→ REQUIREMENT: How many lines in the data below contain the word "Spring"? State only the number.

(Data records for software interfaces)

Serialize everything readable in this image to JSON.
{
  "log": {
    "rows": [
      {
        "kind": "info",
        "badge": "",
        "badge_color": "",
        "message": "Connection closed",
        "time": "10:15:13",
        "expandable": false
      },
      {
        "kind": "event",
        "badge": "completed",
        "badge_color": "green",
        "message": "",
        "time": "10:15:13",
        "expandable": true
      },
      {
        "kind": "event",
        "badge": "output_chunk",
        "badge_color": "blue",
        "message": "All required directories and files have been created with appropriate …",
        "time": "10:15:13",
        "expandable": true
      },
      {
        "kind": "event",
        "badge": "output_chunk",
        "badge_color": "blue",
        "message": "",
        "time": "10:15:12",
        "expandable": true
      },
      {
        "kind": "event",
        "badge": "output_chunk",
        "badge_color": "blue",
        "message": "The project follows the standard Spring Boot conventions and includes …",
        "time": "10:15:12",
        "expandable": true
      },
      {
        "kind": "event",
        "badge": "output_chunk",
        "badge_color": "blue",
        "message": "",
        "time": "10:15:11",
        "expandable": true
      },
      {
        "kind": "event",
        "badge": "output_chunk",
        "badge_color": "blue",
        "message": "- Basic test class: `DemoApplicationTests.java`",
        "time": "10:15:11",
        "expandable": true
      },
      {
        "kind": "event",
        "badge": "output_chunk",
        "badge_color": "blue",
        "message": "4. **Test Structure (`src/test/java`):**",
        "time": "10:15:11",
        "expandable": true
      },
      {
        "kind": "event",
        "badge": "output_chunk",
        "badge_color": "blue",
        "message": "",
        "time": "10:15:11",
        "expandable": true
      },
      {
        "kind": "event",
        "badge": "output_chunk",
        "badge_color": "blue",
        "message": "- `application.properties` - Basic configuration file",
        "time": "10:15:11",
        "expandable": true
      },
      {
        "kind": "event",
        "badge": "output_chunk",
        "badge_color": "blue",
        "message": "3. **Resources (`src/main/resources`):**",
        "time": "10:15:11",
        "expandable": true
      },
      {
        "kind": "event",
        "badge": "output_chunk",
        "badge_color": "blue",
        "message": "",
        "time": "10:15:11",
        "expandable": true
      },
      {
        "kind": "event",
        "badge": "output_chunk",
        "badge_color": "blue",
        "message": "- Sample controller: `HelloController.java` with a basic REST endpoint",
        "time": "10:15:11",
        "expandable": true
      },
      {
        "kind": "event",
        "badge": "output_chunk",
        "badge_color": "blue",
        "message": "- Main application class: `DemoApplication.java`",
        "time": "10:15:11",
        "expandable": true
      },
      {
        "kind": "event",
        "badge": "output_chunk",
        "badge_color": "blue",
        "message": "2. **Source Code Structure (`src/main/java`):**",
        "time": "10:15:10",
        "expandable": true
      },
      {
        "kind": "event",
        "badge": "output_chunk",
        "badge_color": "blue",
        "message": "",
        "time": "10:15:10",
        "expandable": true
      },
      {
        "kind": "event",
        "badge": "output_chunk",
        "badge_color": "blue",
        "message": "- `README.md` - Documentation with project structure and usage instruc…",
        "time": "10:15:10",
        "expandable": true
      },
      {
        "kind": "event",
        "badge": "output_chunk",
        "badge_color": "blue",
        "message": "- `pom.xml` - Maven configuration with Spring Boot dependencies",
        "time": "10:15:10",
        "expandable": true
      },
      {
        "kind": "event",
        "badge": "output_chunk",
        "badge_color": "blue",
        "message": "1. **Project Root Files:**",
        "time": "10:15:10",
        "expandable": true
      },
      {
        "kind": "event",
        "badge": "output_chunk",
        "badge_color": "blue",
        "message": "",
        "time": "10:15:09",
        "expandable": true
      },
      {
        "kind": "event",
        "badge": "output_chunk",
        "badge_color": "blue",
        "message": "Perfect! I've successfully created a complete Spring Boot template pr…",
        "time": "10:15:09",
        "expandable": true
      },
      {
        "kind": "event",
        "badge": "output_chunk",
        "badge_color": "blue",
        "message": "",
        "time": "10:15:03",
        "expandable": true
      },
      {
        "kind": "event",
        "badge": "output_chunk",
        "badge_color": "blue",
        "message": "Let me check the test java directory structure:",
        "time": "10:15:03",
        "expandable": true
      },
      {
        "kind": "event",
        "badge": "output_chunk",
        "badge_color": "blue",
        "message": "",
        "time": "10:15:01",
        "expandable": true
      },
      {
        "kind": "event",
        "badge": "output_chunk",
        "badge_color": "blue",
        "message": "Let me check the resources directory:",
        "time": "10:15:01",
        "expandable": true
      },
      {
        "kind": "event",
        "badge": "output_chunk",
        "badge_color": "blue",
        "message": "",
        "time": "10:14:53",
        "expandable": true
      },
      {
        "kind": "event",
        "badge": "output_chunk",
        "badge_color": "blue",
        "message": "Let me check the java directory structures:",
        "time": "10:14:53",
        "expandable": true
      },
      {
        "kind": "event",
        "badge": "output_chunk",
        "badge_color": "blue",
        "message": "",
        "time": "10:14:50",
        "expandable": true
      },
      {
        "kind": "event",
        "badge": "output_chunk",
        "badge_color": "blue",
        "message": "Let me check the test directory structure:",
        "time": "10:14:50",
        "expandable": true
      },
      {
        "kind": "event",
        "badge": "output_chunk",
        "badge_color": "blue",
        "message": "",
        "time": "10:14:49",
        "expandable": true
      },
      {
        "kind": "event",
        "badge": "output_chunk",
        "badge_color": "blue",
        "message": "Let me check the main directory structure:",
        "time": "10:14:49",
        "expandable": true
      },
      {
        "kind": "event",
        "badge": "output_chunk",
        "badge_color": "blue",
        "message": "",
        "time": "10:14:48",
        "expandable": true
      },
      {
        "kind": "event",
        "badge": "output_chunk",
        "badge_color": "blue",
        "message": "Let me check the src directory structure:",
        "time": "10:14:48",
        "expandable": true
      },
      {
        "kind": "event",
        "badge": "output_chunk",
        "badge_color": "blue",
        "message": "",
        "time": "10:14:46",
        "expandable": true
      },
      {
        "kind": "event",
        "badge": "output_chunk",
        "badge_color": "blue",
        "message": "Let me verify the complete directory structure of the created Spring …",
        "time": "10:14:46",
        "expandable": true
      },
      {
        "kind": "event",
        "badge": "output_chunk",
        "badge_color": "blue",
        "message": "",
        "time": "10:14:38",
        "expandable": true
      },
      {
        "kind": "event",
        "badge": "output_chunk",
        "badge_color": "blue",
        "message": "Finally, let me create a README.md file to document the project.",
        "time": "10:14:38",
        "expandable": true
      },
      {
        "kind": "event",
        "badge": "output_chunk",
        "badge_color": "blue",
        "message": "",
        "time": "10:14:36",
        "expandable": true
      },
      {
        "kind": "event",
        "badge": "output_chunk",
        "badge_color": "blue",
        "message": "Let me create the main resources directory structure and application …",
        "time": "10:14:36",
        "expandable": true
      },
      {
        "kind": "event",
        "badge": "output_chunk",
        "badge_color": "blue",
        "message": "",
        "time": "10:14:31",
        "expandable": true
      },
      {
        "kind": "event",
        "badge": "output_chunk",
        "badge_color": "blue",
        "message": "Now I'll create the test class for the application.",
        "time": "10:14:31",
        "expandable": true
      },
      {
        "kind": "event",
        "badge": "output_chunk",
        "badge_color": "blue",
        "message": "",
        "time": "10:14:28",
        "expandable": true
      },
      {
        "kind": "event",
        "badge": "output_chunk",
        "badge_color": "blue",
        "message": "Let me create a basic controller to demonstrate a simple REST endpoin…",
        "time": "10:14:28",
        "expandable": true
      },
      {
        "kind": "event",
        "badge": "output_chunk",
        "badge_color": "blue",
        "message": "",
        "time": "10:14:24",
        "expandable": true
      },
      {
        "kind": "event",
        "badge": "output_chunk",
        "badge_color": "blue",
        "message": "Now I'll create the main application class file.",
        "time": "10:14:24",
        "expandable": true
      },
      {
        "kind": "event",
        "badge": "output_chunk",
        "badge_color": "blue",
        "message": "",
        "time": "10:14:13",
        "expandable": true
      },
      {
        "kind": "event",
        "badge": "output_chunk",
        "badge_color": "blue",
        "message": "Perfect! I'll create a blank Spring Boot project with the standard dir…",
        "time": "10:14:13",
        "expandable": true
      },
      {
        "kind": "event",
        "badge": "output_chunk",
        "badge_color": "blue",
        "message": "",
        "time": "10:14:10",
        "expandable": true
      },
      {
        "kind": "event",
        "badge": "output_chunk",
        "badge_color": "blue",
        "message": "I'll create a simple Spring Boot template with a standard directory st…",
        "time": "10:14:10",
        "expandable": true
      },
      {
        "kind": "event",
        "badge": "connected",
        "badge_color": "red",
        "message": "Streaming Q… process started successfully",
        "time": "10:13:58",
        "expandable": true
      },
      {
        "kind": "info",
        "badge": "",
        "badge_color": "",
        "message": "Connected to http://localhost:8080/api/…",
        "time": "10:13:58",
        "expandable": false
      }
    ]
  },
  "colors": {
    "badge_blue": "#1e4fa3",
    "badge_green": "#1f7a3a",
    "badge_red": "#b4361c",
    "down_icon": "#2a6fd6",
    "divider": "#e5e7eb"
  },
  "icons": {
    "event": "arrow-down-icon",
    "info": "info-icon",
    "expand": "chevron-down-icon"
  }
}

→ EXERCISE RESPONSE: 6